You will be able to focus more on developing features and improving the quality of your product.
People arguing against frequent deployments usualy bring up stability. It’s not possible to put a half-baked feature out for users to see, and sometimes you just have to change 30 files at one go to get it in working condition.
But remember that a feature being in production doesn’t mean that it has to be available to your users.
Most of the software products you use have implemented feature flags for that purpose. They hide or turn off parts of the application to users but they are still there in the codebase. And even though this can be quite an extensive project on its own, a simple environment variable would be enough to check if a feature should be enabled or not.
Ideally, you want to a push in the repository’s main branch to trigger a deployment that’s either fully or at least semi-automated.
Our goal in this chapter is to simplify the deployment process as much as possible. A big factor in how fast we can ship things out into production is the number of environments we have.
Each environment requires some sort of maintenance - production is obvious, but staging has to represent it as closely as possible in order to be useful, and development needs to be kept in a stable state.
But that’s a lot of upkeep work.

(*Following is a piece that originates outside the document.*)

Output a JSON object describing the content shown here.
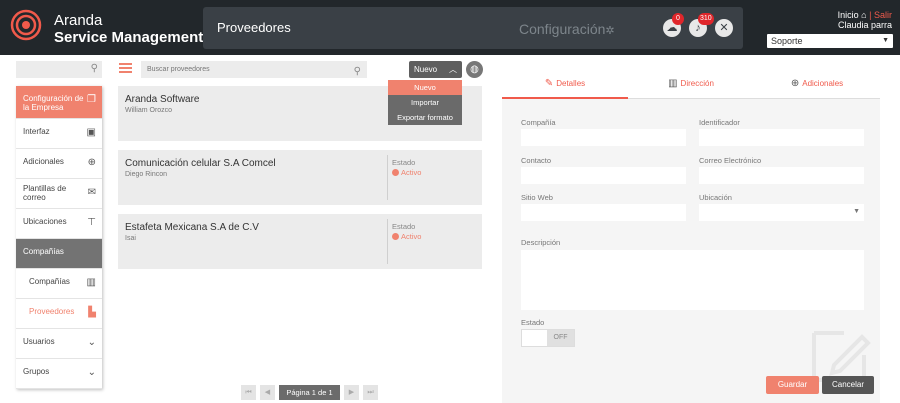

My philosophy is to reduce the number of environments we have to the bare minimum that gives us the safety we need. In my ideal world, they should be two - local and production. We should have a very good reason to add anything beyond that.
Short-lived environments to test a pull request are fine. But long lived environments need to provide a safeguard or solve a problem.
Otherwise they add extra steps at no benefit. Companies working in critical fields should definitely have multiple environments. Organizations running complex systems that we can’t possibly run on a single machine need a place to test their services in a real-life environment.
But small businesses get little to no benefit from the longer path to production.
Monorepos are great when we want to share functionality between multiple related components. We can still deploy them separately, but letting them coexist together removes the need for shared libraries and makes sweeping changes easier.
But they will stretch your CI/CD skills to their limits.
You will have to deal with tagging and additional monorepo tooling that adds extra complexity so you can avoid duplicating logic.
This leads to more difficult deployments and that’s not a trade-off that I make lightly. Simpler, stable deployments provide more value to a team than the comfort of sharing types between projects.
Additionally, a multirepo approach forces you to think of your product in terms of different services and components which is closer to how they behave in production. This in turn will make you think better about backwards compatibility and you’ll be making changes in a more natural way.
Three chapters in we haven’t written a single line of code and we’re caught in an endless setup phase where more and more things need to happen. But remember that software engineering is about building products, not writing code in an IDE.
Google says that programming is the act of making a computer execute a task you want. Writing an algorithm is an example of programming. Software engineering is maintaining a programming solution across a large time span.
We are in the software engineering business.
We will have to do all of the things mentioned above at some point. But if we start developing without these extra steps, we will only add more work to the refactoring backlog for the future. These things pile up and contribute to the bad condition of the project.
And codebases degrade because of many small mistakes, not a single big one.
To avoid this, we can start by asking ourselves - “How can I make sure that this can get to production as quickly as possible”. And everything we’ve discussed applies to existing projects too.